Source appliance was on the 192.168.3.x subnet and the DR appliance was on the 192.168.13.x subnet. StoreOnce has a really easy wizard for replication. I simply went into the replication area, clicked the share I wanted to replication and started the wizard. I had to enter the IP/Hostname of the DR appliance and then create a share to replciate to… which was all handled by the wizard.
Because of the 2Mbps WAN connection, and my being to lazy to drive an hour away to seed the data, I simply set a 1Mbps cap and configured StoreOnce to only upload with 2 “slots”. (each slot wants 512Kbps minimum). Inserting traffic graph just to add color 🙂 … I guess you could say that the throttle works as advertised too I guess.
I estimate that it will probably take about 3 weeks to get in sync, I guess I should have done a seed, but honestly I’m more interested to see how it can handle a slow connection.
On a side note
While setting up this pair for my friend I also though, “shouldn’t I also be doing offsite backup of my data”? Lately I have been slacking… if the colo I use were to “go away” my blog would be in trouble. But setting up a StoreOnce VSA pair and replicating back to my home lab didn’t take long at all. The Veeam backup of my blog is about 10GB after it lands on StoreOnce. The first night (on my 3Mbps download crap connection) it took StoreOnce about 8-9 hours. On night two it only took about 2 hours, but as you can see it wasn’t maxing out my connection. BTW night two had 616MB of data send to StoreOnce but I honestly don’t even see a bump in the “on disk” storage LOL… That’s awesome!
More to come as it continues to chug away…but in the mean time would love to hear your StoreOnce stories if you are using it.
It’s been about 3 weeks since I implemented StoreOnce VSA so I thought I would share how it has been doing so far.
Below is a spreadsheet I’ve been keeping relating Veeam backup file sizes to disk growth on the StoreOnce appliance. I’m keeping track of these simply to show how much disk and bandwidth savings can be expected compared to storing and replicating Veeam files on their own.
As you can see we are up to a 9.5:1 dedupe rate and have only consumed about 25% of the free StoreOnce VSA’s capacity. At this point we have over 5 weeks of backups on disk, and based on the rate of growth I would say a full year of backups would be pretty conceivable. However I will most likely roll to a G-F-S hierarchy once I hit 60 daily’s.
Backup Job Length
While the StoreOnce VSA’s are doing their initial backups I have also been letting the old backup jobs run, which go straight to disk. Backup times average about 1 minute per job longer on incremental backup days for StoreOnce jobs, full backup days are a little harder to judge because I’m using synthetic full backups to normal disk, and I’m using Active Full Backups each week on the StoreOnce jobs.
Deduplication and compression are both CPU and memory intensive tasks, and therefore most of the time when you add either or both to the mix the time it takes to do those processes increases processing time.
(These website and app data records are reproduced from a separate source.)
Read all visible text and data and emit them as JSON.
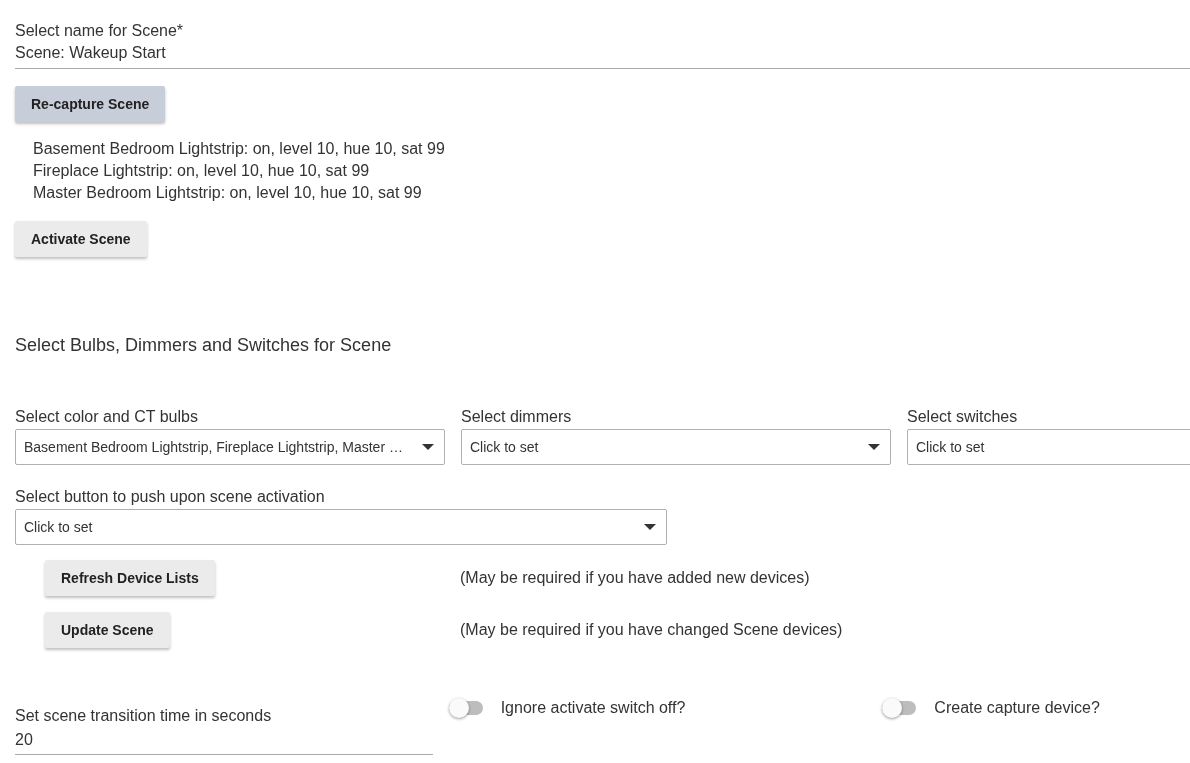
{
  "scene_name": {
    "label": "Select name for Scene*",
    "value": "Scene: Wakeup Start"
  },
  "recapture_button": "Re-capture Scene",
  "captured_devices": [
    "Basement Bedroom Lightstrip: on, level 10, hue 10, sat 99",
    "Fireplace Lightstrip: on, level 10, hue 10, sat 99",
    "Master Bedroom Lightstrip: on, level 10, hue 10, sat 99"
  ],
  "activate_button": "Activate Scene",
  "section_heading": "Select Bulbs, Dimmers and Switches for Scene",
  "device_selects": [
    {
      "label": "Select color and CT bulbs",
      "value": "Basement Bedroom Lightstrip, Fireplace Lightstrip, Master …"
    },
    {
      "label": "Select dimmers",
      "value": "Click to set"
    },
    {
      "label": "Select switches",
      "value": "Click to set"
    }
  ],
  "button_select": {
    "label": "Select button to push upon scene activation",
    "value": "Click to set"
  },
  "actions": [
    {
      "button": "Refresh Device Lists",
      "note": "(May be required if you have added new devices)"
    },
    {
      "button": "Update Scene",
      "note": "(May be required if you have changed Scene devices)"
    }
  ],
  "transition": {
    "label": "Set scene transition time in seconds",
    "value": "20"
  },
  "toggles": [
    {
      "label": "Ignore activate switch off?",
      "on": false
    },
    {
      "label": "Create capture device?",
      "on": false
    }
  ]
}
Basically the thought is that storage is expensive and CPU and Memory are “cheaper”. With that said most of the time when doing restores from dedupe appliances we will see longer restore times than if we were pulling straight from raw disk.
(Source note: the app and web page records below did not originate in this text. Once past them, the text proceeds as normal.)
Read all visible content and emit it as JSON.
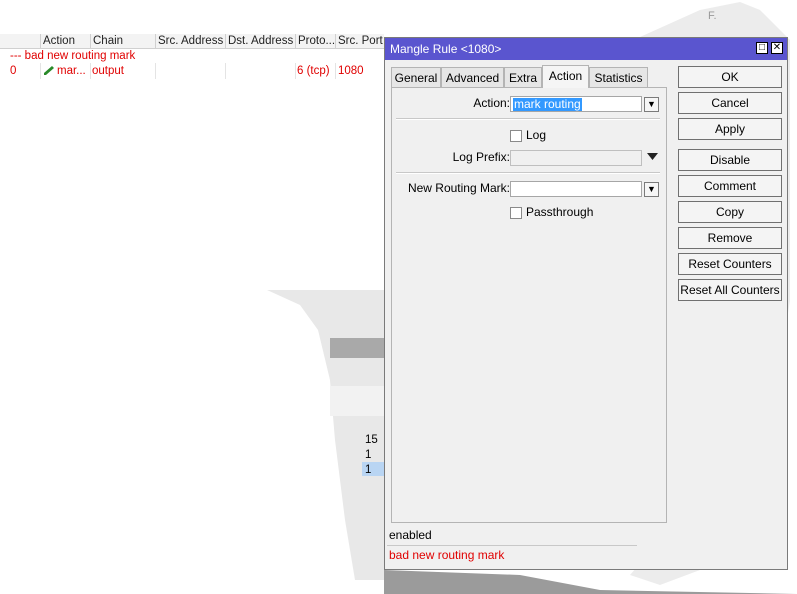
{
  "table": {
    "columns": [
      "Action",
      "Chain",
      "Src. Address",
      "Dst. Address",
      "Proto...",
      "Src. Port"
    ],
    "comment": "--- bad new routing mark",
    "row": {
      "index": "0",
      "action": "mar...",
      "chain": "output",
      "protocol": "6 (tcp)",
      "src_port": "1080"
    }
  },
  "fragments": {
    "f1": "15",
    "f2": "1",
    "f3": "1",
    "corner": "F."
  },
  "dialog": {
    "title": "Mangle Rule <1080>",
    "restore_symbol": "□",
    "close_symbol": "✕",
    "tabs": [
      "General",
      "Advanced",
      "Extra",
      "Action",
      "Statistics"
    ],
    "active_tab": "Action",
    "form": {
      "action_label": "Action:",
      "action_value": "mark routing",
      "log_label": "Log",
      "log_prefix_label": "Log Prefix:",
      "log_prefix_value": "",
      "new_routing_mark_label": "New Routing Mark:",
      "new_routing_mark_value": "",
      "passthrough_label": "Passthrough"
    },
    "buttons": [
      "OK",
      "Cancel",
      "Apply",
      "Disable",
      "Comment",
      "Copy",
      "Remove",
      "Reset Counters",
      "Reset All Counters"
    ],
    "status": "enabled",
    "comment": "bad new routing mark"
  },
  "colors": {
    "titlebar": "#5a55cf",
    "comment_red": "#e00000",
    "selection": "#3399ff"
  }
}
With that said these test results were pretty surprising to say the least…
- Same virtual machine
- Data Size: 60GB
- Test 1 was with backup files located on the Veeam’s “d” drive… which is an RDM from a 2 node Hp P4000 iSCSI array.
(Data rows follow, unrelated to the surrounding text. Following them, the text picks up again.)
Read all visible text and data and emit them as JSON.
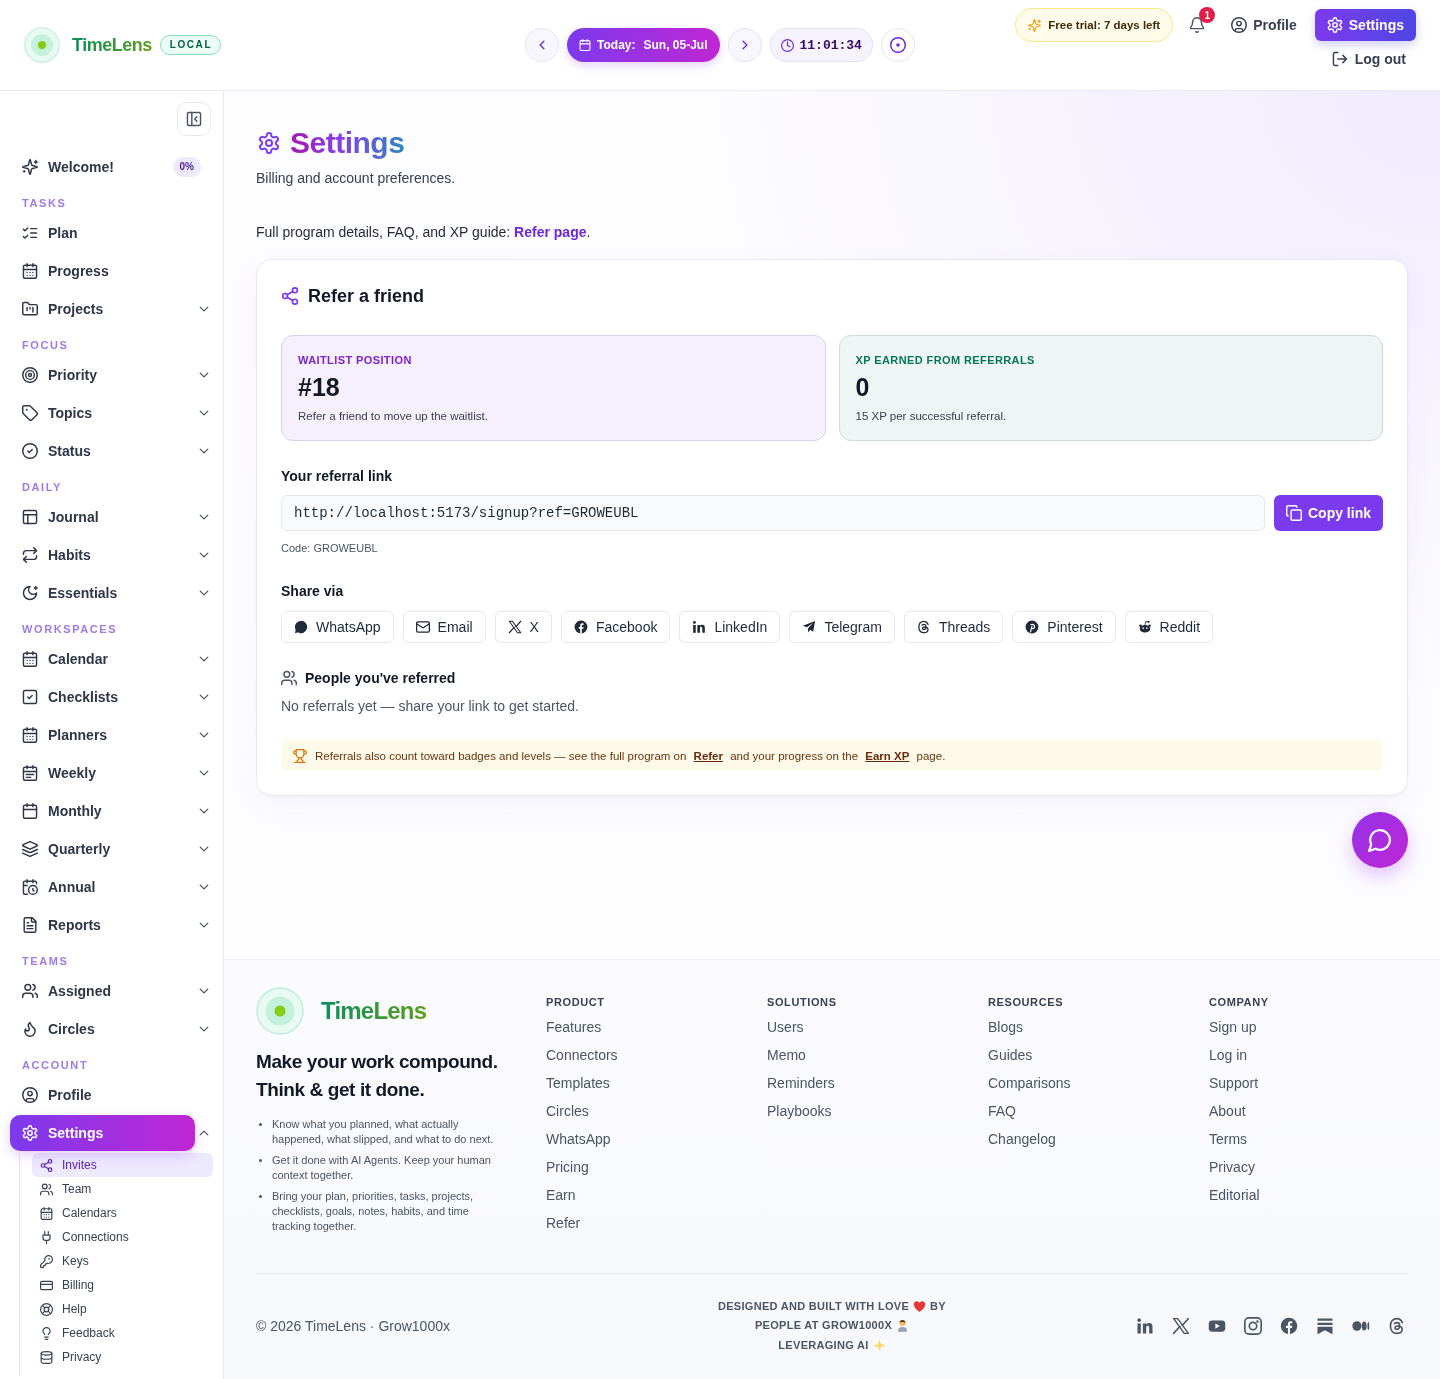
{
  "header": {
    "brand": {
      "name": "TimeLens",
      "badge": "LOCAL"
    },
    "date_nav": {
      "date_label": "Today:",
      "date": "Sun, 05-Jul",
      "time": "11:01:34"
    },
    "trial": "Free trial: 7 days left",
    "notifications": {
      "count": "1"
    },
    "nav": [
      {
        "label": "Profile",
        "selected": false
      },
      {
        "label": "Settings",
        "selected": true
      }
    ],
    "logout": "Log out"
  },
  "sidebar": {
    "welcome": {
      "label": "Welcome!",
      "badge": "0%",
      "selected": false
    },
    "sections": [
      {
        "title": "TASKS",
        "items": [
          {
            "label": "Plan",
            "selected": false
          },
          {
            "label": "Progress",
            "selected": false
          },
          {
            "label": "Projects",
            "selected": false,
            "expanded": false
          }
        ]
      },
      {
        "title": "FOCUS",
        "items": [
          {
            "label": "Priority",
            "selected": false,
            "expanded": false
          },
          {
            "label": "Topics",
            "selected": false,
            "expanded": false
          },
          {
            "label": "Status",
            "selected": false,
            "expanded": false
          }
        ]
      },
      {
        "title": "DAILY",
        "items": [
          {
            "label": "Journal",
            "selected": false,
            "expanded": false
          },
          {
            "label": "Habits",
            "selected": false,
            "expanded": false
          },
          {
            "label": "Essentials",
            "selected": false,
            "expanded": false
          }
        ]
      },
      {
        "title": "WORKSPACES",
        "items": [
          {
            "label": "Calendar",
            "selected": false,
            "expanded": false
          },
          {
            "label": "Checklists",
            "selected": false,
            "expanded": false
          },
          {
            "label": "Planners",
            "selected": false,
            "expanded": false
          },
          {
            "label": "Weekly",
            "selected": false,
            "expanded": false
          },
          {
            "label": "Monthly",
            "selected": false,
            "expanded": false
          },
          {
            "label": "Quarterly",
            "selected": false,
            "expanded": false
          },
          {
            "label": "Annual",
            "selected": false,
            "expanded": false
          },
          {
            "label": "Reports",
            "selected": false,
            "expanded": false
          }
        ]
      },
      {
        "title": "TEAMS",
        "items": [
          {
            "label": "Assigned",
            "selected": false,
            "expanded": false
          },
          {
            "label": "Circles",
            "selected": false,
            "expanded": false
          }
        ]
      },
      {
        "title": "ACCOUNT",
        "items": [
          {
            "label": "Profile",
            "selected": false
          },
          {
            "label": "Settings",
            "selected": true,
            "expanded": true,
            "children": [
              {
                "label": "Invites",
                "selected": true
              },
              {
                "label": "Team",
                "selected": false
              },
              {
                "label": "Calendars",
                "selected": false
              },
              {
                "label": "Connections",
                "selected": false
              },
              {
                "label": "Keys",
                "selected": false
              },
              {
                "label": "Billing",
                "selected": false
              },
              {
                "label": "Help",
                "selected": false
              },
              {
                "label": "Feedback",
                "selected": false
              },
              {
                "label": "Privacy",
                "selected": false
              }
            ]
          }
        ]
      }
    ]
  },
  "page": {
    "title": "Settings",
    "subtitle": "Billing and account preferences.",
    "intro": [
      {
        "kind": "text",
        "text": "Full program details, FAQ, and XP guide: "
      },
      {
        "kind": "link",
        "text": "Refer page"
      },
      {
        "kind": "text",
        "text": "."
      }
    ]
  },
  "referral": {
    "title": "Refer a friend",
    "stats": [
      {
        "label": "WAITLIST POSITION",
        "value": "#18",
        "note": "Refer a friend to move up the waitlist.",
        "color": "#7e22ce"
      },
      {
        "label": "XP EARNED FROM REFERRALS",
        "value": "0",
        "note": "15 XP per successful referral.",
        "color": "#047857"
      }
    ],
    "link_label": "Your referral link",
    "link_value": "http://localhost:5173/signup?ref=GROWEUBL",
    "copy_button": "Copy link",
    "code": "Code: GROWEUBL",
    "share_title": "Share via",
    "share_options": [
      "WhatsApp",
      "Email",
      "X",
      "Facebook",
      "LinkedIn",
      "Telegram",
      "Threads",
      "Pinterest",
      "Reddit"
    ],
    "referred_title": "People you've referred",
    "referred_empty": "No referrals yet — share your link to get started.",
    "notice": [
      {
        "kind": "text",
        "text": "Referrals also count toward badges and levels — see the full program on "
      },
      {
        "kind": "link",
        "text": "Refer"
      },
      {
        "kind": "text",
        "text": " and your progress on the "
      },
      {
        "kind": "link",
        "text": "Earn XP"
      },
      {
        "kind": "text",
        "text": " page."
      }
    ]
  },
  "footer": {
    "brand": "TimeLens",
    "tagline": [
      "Make your work compound.",
      "Think & get it done."
    ],
    "bullets": [
      "Know what you planned, what actually happened, what slipped, and what to do next.",
      "Get it done with AI Agents. Keep your human context together.",
      "Bring your plan, priorities, tasks, projects, checklists, goals, notes, habits, and time tracking together."
    ],
    "columns": [
      {
        "heading": "PRODUCT",
        "links": [
          "Features",
          "Connectors",
          "Templates",
          "Circles",
          "WhatsApp",
          "Pricing",
          "Earn",
          "Refer"
        ]
      },
      {
        "heading": "SOLUTIONS",
        "links": [
          "Users",
          "Memo",
          "Reminders",
          "Playbooks"
        ]
      },
      {
        "heading": "RESOURCES",
        "links": [
          "Blogs",
          "Guides",
          "Comparisons",
          "FAQ",
          "Changelog"
        ]
      },
      {
        "heading": "COMPANY",
        "links": [
          "Sign up",
          "Log in",
          "Support",
          "About",
          "Terms",
          "Privacy",
          "Editorial"
        ]
      }
    ],
    "copyright": "© 2026 TimeLens · Grow1000x",
    "credits": [
      {
        "text": "DESIGNED AND BUILT WITH LOVE",
        "after_icon": "BY"
      },
      {
        "text": "PEOPLE AT GROW1000X"
      },
      {
        "text": "LEVERAGING AI"
      }
    ]
  }
}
- Test 2 was with backup files located inside of StoreOnce which is backended by a VMDK on the same HP P4000 iSCSI array.
The time to restore from the Raw RDM inside of Veeam was 11 minutes and 12 seconds (for just the VMDK).
The time to restore from the StoreOnce VSA backups was 10 minutes and 23 seconds (for just the VMDK).
So in this case a restore of a real VM actually took 49 seconds LESS!
Obviously to be 100% sure I would need to test some more VM’s and repeat over multiple days…But honestly I wasn’t looking for exact numbers… Just knowing that it is pretty much the same is good enough for me!